The three new members of the DeKalb Park District board will get their wish to have a say in plans to replace Hopkins Pool, but they should remember that delaying a decision does not equal solving a problem.
In this case, delaying a decision for more than a couple of months stands to make the problem worse, as costs for the project are likely to escalate if it is pushed a year or more into the future.
It seems only fair that the three new commissioners – Per Faivre, Keith Nyquist, and Don Irving – have a chance to closely examine plans to rebuild the pool within its current footprint. They are the ones who will be responsible for overseeing it in the years ahead, and will also be held accountable for the result of the project.
But it’s also important to remember that years have already been dedicated to studying the issue. The public has had the opportunity to view the plans and suggest changes, and the pool has more than 40,000 visitors in a typical summer.
An attempt to build a modern aquatic center at Hopkins Park fizzled when voters soundly rejected a tax-increase referendum in 2010. A later attempt to obtain a grant for the project also was unsuccessful.
That led to the current replacement plan, which is expected to cost $5 million and could be complete by summer 2015 by shortening the 2014 season by a few weeks. The park district can cover that cost within its current borrowing limit without raising taxes, park officials have said. Some have argued that the pool could be repaired rather than rebuilt. But the park district appears to have reached the point with the pool that many of us have reached with an old car – the cost to fix it will be almost as much as the cost to get something new.
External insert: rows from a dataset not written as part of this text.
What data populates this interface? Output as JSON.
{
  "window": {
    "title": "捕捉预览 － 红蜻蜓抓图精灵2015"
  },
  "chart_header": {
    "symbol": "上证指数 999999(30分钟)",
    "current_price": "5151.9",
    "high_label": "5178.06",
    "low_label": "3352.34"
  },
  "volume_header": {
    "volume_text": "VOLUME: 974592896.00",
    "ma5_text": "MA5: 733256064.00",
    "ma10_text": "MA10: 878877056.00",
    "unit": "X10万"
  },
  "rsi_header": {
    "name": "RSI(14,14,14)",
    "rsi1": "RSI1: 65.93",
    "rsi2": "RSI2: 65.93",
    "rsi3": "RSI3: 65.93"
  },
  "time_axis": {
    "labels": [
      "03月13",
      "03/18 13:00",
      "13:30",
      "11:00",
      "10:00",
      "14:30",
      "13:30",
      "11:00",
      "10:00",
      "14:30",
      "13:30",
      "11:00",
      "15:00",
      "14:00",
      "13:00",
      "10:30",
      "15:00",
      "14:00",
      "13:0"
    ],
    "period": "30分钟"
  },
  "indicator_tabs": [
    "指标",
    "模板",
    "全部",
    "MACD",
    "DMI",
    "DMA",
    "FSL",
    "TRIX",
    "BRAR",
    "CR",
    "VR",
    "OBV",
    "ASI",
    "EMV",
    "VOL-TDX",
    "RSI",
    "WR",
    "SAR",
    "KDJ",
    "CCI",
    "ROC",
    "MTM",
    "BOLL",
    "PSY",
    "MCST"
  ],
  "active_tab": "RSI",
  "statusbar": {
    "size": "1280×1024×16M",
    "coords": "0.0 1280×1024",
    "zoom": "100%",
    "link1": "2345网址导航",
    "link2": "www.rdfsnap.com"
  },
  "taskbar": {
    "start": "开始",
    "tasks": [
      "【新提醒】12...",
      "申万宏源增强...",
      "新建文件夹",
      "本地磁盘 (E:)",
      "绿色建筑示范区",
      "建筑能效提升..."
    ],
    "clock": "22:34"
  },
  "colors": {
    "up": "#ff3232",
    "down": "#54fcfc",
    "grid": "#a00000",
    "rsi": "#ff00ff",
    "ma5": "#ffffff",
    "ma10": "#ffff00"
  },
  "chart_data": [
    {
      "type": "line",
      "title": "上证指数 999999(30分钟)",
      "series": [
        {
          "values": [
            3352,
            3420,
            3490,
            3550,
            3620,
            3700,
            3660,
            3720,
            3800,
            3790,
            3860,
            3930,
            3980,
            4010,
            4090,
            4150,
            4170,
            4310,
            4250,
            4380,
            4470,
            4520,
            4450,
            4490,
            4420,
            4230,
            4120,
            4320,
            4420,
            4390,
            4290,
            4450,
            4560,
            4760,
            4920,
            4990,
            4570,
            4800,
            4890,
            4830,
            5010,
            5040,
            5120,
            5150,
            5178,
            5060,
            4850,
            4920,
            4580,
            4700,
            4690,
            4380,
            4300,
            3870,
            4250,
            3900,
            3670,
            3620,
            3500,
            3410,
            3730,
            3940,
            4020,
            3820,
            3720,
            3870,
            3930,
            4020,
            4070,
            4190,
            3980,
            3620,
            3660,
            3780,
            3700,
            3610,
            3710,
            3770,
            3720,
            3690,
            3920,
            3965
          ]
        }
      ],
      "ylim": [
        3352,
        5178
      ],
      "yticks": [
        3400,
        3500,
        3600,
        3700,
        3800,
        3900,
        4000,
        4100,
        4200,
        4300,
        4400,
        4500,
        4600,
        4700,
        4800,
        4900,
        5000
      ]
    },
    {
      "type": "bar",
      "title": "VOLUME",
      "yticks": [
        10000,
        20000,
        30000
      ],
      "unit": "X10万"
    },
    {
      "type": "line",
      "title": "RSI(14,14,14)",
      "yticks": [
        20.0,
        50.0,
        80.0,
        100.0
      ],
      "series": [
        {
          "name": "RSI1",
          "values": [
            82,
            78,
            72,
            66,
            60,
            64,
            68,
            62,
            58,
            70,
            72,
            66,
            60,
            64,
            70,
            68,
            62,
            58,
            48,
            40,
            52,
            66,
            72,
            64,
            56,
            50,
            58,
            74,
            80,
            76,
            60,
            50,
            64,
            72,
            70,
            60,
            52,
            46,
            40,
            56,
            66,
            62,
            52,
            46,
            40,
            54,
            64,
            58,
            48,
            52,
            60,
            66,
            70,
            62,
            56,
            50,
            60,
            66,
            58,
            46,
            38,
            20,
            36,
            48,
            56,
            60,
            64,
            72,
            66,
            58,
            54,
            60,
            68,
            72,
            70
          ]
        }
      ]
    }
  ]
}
Throwing good money after bad at an old jalopy isn’t a sound investment, and throwing money at the nearly 40-year-old pool wouldn’t be, either.
Estimates from Williams Architects in 2008 on the cost to repair or replace the pool deck, existing water slides, the bathhouse, and other needed upgrades approached $5 million. In addition to aging infrastructure, the pool does not fully comply with the Americans With Disabilities Act, and will require repairs in the coming years to meet those standards.
If that amount of money must be spent, why not spend it building a new, modern, and accessible facility with amenities that could attract more people?
The existing pool was built in 1974. Just as drivers’ expectations of cars have changed considerably since 1974, so have swimmers’ expectations of pools. The existing pool is not the kind of facility a park district would choose to build today.
Much of the information about the existing pool is available for public review on the park district’s website, www.DeKalbParkDistrict.com.
The new commissioners will have some time to put their stamp on the project. But if the replacement project is to begin by 2014 and be complete by the 2015 season, the board will have to commit to move forward within a couple of months, park district Executive Director Cindy Capek said.
That’s a fair timeframe for new representatives to review and suggest changes to a plan already substantially in place.